Top of MATERIALS PROVIDED

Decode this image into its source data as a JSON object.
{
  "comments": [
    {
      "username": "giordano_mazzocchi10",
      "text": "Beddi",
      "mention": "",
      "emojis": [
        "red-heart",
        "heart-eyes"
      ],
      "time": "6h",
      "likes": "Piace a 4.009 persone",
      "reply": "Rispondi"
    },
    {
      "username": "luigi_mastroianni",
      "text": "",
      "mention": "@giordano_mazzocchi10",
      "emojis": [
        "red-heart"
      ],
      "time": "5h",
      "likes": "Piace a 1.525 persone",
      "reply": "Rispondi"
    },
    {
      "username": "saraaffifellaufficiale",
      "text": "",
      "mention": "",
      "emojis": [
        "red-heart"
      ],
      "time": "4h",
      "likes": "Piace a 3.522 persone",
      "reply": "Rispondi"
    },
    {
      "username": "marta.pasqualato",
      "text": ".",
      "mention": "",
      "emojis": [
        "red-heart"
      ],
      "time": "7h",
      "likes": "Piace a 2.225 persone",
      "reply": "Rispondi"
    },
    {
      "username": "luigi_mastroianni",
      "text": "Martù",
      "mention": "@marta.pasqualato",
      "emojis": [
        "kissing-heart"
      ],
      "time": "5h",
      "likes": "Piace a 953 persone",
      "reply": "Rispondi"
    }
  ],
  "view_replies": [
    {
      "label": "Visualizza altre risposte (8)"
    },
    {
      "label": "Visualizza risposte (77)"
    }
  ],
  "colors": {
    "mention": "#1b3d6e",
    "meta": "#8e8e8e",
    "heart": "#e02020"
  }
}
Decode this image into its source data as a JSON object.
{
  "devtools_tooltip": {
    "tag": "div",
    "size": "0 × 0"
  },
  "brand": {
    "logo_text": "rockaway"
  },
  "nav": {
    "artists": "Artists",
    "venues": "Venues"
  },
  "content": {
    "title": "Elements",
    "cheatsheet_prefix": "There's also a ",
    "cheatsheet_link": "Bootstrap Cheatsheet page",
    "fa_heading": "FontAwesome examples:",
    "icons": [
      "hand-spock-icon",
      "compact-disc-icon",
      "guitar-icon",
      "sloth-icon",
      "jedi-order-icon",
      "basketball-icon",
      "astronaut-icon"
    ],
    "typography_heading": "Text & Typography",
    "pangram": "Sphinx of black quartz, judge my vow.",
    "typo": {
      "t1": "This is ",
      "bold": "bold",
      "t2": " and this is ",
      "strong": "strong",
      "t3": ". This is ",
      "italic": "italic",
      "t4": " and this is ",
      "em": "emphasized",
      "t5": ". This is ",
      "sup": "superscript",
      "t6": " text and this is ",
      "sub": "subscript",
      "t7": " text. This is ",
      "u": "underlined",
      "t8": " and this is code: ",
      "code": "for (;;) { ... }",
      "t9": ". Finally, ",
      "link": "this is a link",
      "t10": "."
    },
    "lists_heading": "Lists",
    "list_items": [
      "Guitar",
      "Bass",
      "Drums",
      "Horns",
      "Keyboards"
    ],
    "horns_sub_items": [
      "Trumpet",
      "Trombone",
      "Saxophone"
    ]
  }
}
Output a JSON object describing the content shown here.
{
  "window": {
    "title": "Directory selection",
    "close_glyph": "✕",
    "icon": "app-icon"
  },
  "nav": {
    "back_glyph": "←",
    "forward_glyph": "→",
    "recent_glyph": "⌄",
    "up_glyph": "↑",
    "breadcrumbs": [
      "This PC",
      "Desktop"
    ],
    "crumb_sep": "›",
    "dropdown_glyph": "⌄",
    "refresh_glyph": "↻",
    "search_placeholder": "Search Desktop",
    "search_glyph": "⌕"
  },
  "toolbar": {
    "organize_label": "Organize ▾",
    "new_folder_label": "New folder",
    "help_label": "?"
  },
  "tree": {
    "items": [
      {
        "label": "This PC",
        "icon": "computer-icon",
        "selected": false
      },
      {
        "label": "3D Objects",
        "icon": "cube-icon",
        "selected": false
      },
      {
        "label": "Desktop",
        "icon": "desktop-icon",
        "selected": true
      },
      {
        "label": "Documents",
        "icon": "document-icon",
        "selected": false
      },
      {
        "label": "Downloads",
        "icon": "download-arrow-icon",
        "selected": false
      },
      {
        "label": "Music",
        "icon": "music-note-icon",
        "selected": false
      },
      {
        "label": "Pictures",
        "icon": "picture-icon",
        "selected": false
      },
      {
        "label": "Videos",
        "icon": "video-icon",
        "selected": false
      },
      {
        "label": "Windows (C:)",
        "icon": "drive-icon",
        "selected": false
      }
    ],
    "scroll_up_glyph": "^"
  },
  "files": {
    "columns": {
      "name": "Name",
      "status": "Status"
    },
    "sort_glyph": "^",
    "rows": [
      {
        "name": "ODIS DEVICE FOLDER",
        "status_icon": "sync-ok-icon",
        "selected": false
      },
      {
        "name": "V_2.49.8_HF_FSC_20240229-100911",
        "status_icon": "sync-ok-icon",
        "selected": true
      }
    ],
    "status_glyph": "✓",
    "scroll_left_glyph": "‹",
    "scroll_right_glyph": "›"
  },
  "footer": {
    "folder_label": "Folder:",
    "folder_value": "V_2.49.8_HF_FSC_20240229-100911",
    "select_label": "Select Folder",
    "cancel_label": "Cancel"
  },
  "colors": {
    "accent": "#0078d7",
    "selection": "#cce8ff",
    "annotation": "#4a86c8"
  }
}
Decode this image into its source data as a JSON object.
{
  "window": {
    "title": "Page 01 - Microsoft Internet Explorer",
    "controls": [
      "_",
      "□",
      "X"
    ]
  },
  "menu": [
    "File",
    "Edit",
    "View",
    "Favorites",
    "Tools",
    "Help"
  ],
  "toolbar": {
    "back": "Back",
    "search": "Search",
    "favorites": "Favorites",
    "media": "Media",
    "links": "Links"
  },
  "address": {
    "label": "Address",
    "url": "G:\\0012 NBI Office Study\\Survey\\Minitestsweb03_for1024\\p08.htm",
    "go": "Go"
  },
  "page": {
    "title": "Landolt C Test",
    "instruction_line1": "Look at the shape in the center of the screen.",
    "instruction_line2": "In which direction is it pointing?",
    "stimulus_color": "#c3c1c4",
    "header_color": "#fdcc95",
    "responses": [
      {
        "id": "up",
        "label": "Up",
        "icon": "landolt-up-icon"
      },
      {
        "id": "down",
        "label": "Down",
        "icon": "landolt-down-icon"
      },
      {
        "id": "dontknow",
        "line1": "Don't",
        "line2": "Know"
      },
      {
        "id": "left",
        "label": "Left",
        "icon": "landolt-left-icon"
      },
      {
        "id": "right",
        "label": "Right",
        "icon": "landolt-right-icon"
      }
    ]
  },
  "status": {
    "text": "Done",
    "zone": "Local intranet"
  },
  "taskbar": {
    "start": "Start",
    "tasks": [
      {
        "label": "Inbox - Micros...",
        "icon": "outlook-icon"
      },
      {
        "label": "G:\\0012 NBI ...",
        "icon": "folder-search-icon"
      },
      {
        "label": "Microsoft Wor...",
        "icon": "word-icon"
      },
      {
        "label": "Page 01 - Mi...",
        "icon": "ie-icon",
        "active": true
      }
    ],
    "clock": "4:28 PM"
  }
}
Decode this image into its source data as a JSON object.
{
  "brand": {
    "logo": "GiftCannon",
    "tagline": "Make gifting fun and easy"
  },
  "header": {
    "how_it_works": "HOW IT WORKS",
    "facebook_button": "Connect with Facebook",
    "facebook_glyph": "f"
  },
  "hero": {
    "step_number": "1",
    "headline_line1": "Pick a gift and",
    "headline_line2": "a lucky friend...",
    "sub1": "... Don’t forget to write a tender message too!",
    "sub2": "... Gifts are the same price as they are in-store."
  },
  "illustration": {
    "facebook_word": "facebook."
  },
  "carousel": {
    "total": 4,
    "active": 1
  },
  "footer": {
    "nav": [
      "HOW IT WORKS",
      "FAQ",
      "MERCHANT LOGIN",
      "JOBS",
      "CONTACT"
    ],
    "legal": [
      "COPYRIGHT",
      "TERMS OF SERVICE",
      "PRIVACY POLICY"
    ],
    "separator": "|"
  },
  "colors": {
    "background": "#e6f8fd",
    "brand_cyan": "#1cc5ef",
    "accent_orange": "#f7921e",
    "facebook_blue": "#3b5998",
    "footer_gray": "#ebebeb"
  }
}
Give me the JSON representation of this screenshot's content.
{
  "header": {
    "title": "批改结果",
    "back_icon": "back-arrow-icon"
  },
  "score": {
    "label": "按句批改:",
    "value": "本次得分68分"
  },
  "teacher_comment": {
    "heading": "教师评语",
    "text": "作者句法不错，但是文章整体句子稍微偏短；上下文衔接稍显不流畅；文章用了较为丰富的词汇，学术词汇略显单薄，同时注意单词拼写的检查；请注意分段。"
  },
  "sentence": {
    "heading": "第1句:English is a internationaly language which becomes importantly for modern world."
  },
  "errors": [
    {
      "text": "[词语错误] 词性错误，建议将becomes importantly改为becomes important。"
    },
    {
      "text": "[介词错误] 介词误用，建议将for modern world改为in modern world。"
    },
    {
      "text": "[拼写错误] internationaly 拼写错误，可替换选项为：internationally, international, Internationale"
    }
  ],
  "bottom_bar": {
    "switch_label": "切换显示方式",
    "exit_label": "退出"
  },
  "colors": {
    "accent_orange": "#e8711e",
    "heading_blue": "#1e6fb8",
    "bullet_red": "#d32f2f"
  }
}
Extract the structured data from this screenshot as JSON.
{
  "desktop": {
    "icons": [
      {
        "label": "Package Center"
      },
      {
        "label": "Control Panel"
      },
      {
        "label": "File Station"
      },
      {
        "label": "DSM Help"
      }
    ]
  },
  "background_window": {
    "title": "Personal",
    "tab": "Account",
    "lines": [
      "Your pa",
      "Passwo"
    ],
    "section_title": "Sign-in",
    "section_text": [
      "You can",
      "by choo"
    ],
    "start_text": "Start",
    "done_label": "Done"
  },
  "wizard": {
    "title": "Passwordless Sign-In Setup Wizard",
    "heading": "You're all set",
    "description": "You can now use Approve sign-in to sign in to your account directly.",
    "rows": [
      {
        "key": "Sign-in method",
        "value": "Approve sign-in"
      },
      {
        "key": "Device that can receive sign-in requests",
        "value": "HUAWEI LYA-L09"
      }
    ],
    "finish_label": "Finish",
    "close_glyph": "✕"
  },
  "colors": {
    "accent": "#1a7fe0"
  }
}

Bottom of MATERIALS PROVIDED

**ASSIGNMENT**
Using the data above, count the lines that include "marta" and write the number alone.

**WRITTEN ANSWER**
2